Android 5.0 is a new age for rooting on Android. Google's latest security enhancements require more hackery to circumvent and the Nexus 9's 64-bit software complicates matters even further. Still, after just a few hours, Chainfire has updated SuperSU to work on the Nexus 9, but there are a few extra steps.
Update: Apparently Google is doing something different with the Nexus 9's binary release: there isn't one. According to Bill Yi, a regular Google poster, the necessary proprietary drivers are actually included on a separate partition of the Volantis software image. That would explain why the LRX21L release is almost twice as big as the last KitKat images for previous devices.
Proprietary Binaries are also available for Fugu. No proprietary binaries are needed for Volantis.
Over the last few years, few topics have been more hotly contested by Android users and developers than how SD cards are handled by the OS. Back in February, I discussed some of Google's changes during the transition from Android 2.3 to 4.0, and then how more recent policy changes ultimately led to 3rd-party applications losing most of their access to removable storage. By the time I/O came around, Google acknowledged that KitKat's newly added Storage Access Framework still didn't offer enough range for apps to get their work done.
Yes, you read that right. We took an early look at it a couple of weeks ago, then Google formally announced its existence, and now Google Calendar 5.0 is here and ready for download, working on devices running Android 4.0.3 and up.
The app itself is exactly what you'd expect having seen our previous coverage - a super smart "schedule" layout at the front, with supporting day and 5-day views on phones, with a month and week view appearing on tablets.
Software updates tend to take time, at least if you look at the historical average. A few OEMs have been pushing the envelope recently, though. For example, NVIDIA is saying that Android 5.0 will be on the Shield tablet this very month.
It looks like Google isn't wasting any time laying down a support infrastructure for its new set-top box push. Just one day after the shiny new Nexus Player officially went on sale, the YouTube app for Android TV has been published in the Play Store to enable easy updates without a firmware upgrade. If you happen to be one of the few people with an ADT-1 developer unit from Google I/O or you got lucky with an early delivery of the Nexus Player, you should see the update automatically.
Over the next few weeks you're going to a see a lot of mainstream apps get quick (and possibly dirty) updates when the new Lollipop devices and software builds break some of their functionality. (No, we don't have any links to images yet.) Some of the first are HBO's streaming app HBO GO, and the same app for its sister network Cinemax, MAX GO. Both apps have been updated today to include "support for Android Lollipop."
The update text also says that the apps have added "higher resolution playback." That's all.
In the world of offline reading services, few come close to the style and ease of use you get with Pocket.
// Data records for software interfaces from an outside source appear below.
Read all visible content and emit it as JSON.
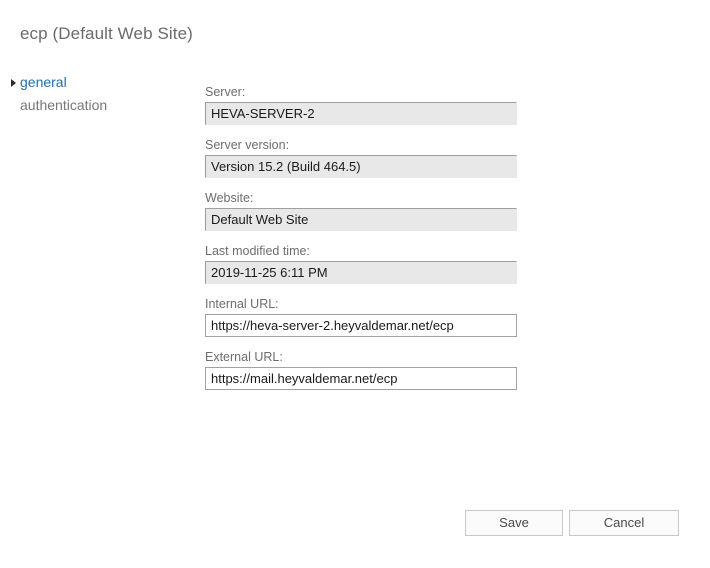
{
  "page": {
    "title": "ecp (Default Web Site)"
  },
  "nav": {
    "items": [
      {
        "label": "general",
        "selected": true,
        "marker": "triangle-right-icon"
      },
      {
        "label": "authentication",
        "selected": false,
        "marker": ""
      }
    ]
  },
  "form": {
    "fields": [
      {
        "name": "server",
        "label": "Server:",
        "value": "HEVA-SERVER-2",
        "readonly": true
      },
      {
        "name": "server-version",
        "label": "Server version:",
        "value": "Version 15.2 (Build 464.5)",
        "readonly": true
      },
      {
        "name": "website",
        "label": "Website:",
        "value": "Default Web Site",
        "readonly": true
      },
      {
        "name": "last-modified-time",
        "label": "Last modified time:",
        "value": "2019-11-25 6:11 PM",
        "readonly": true
      },
      {
        "name": "internal-url",
        "label": "Internal URL:",
        "value": "https://heva-server-2.heyvaldemar.net/ecp",
        "readonly": false
      },
      {
        "name": "external-url",
        "label": "External URL:",
        "value": "https://mail.heyvaldemar.net/ecp",
        "readonly": false
      }
    ]
  },
  "footer": {
    "save_label": "Save",
    "cancel_label": "Cancel"
  },
  "colors": {
    "accent": "#1f6fb5",
    "title": "#6b6b6b",
    "label": "#6d6d6d",
    "readonly_bg": "#e8e8e8",
    "button_bg": "#fbfbfb",
    "button_border": "#c8c8c8"
  }
}
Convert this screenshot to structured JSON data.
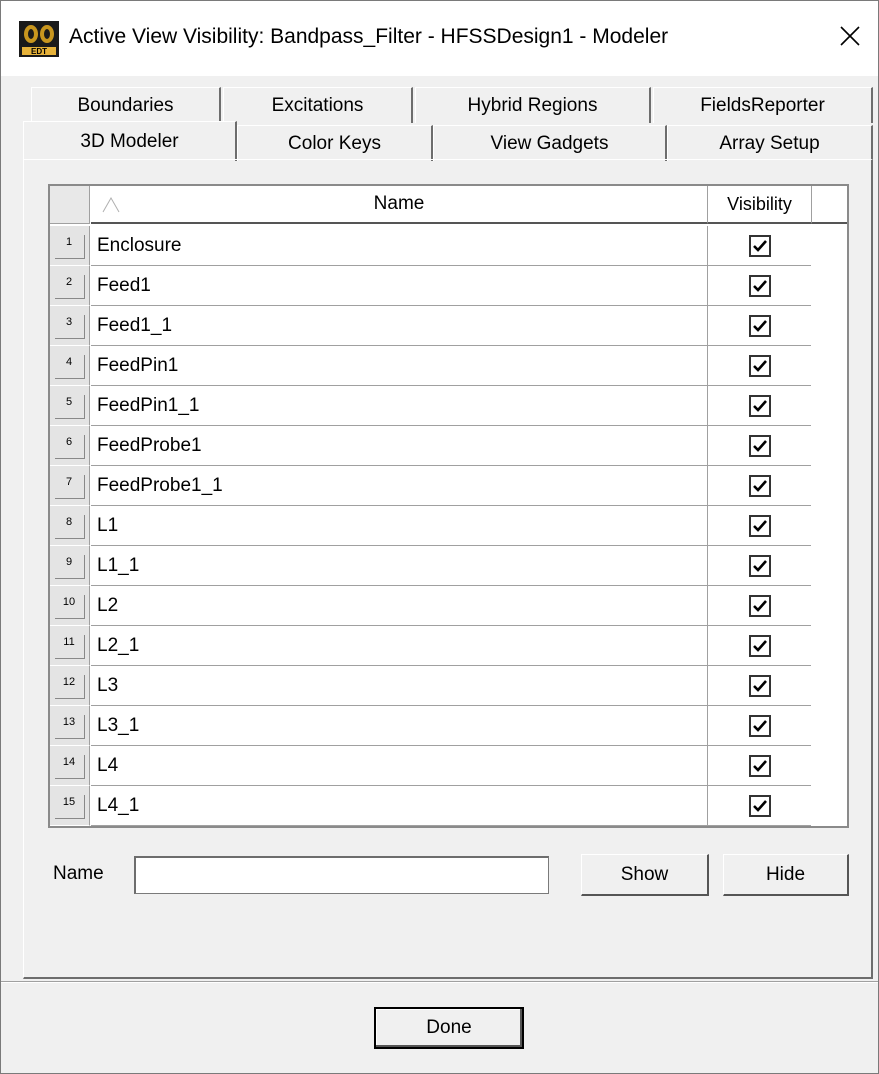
{
  "window": {
    "title": "Active View Visibility: Bandpass_Filter - HFSSDesign1 - Modeler",
    "app_icon": "edt-icon",
    "close_glyph": "✕"
  },
  "tabs": {
    "back_row": [
      {
        "label": "Boundaries"
      },
      {
        "label": "Excitations"
      },
      {
        "label": "Hybrid Regions"
      },
      {
        "label": "FieldsReporter"
      }
    ],
    "front_row": [
      {
        "label": "3D Modeler",
        "active": true
      },
      {
        "label": "Color Keys"
      },
      {
        "label": "View Gadgets"
      },
      {
        "label": "Array Setup"
      }
    ]
  },
  "grid": {
    "columns": {
      "name": "Name",
      "visibility": "Visibility"
    },
    "rows": [
      {
        "num": "1",
        "name": "Enclosure",
        "visible": true
      },
      {
        "num": "2",
        "name": "Feed1",
        "visible": true
      },
      {
        "num": "3",
        "name": "Feed1_1",
        "visible": true
      },
      {
        "num": "4",
        "name": "FeedPin1",
        "visible": true
      },
      {
        "num": "5",
        "name": "FeedPin1_1",
        "visible": true
      },
      {
        "num": "6",
        "name": "FeedProbe1",
        "visible": true
      },
      {
        "num": "7",
        "name": "FeedProbe1_1",
        "visible": true
      },
      {
        "num": "8",
        "name": "L1",
        "visible": true
      },
      {
        "num": "9",
        "name": "L1_1",
        "visible": true
      },
      {
        "num": "10",
        "name": "L2",
        "visible": true
      },
      {
        "num": "11",
        "name": "L2_1",
        "visible": true
      },
      {
        "num": "12",
        "name": "L3",
        "visible": true
      },
      {
        "num": "13",
        "name": "L3_1",
        "visible": true
      },
      {
        "num": "14",
        "name": "L4",
        "visible": true
      },
      {
        "num": "15",
        "name": "L4_1",
        "visible": true
      }
    ]
  },
  "filter": {
    "label": "Name",
    "value": "",
    "show_label": "Show",
    "hide_label": "Hide"
  },
  "footer": {
    "done_label": "Done"
  }
}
This app has stayed consistently at the forefront of Android design, and now it's getting an update to v5.7 with a new Lollipop vibe. You might not have the update yet, but it's rolling out.
No release of Android feels complete until it's sitting in AOSP. The time has come and Google is now uploading Lollipop to the Android Open Source Project. That's every line of code, every resource, and every config file – the result of a year of work by Google's crack team of developers. Given the likely size of this release and everything we've seen in the past, this code dump could take several hours to complete.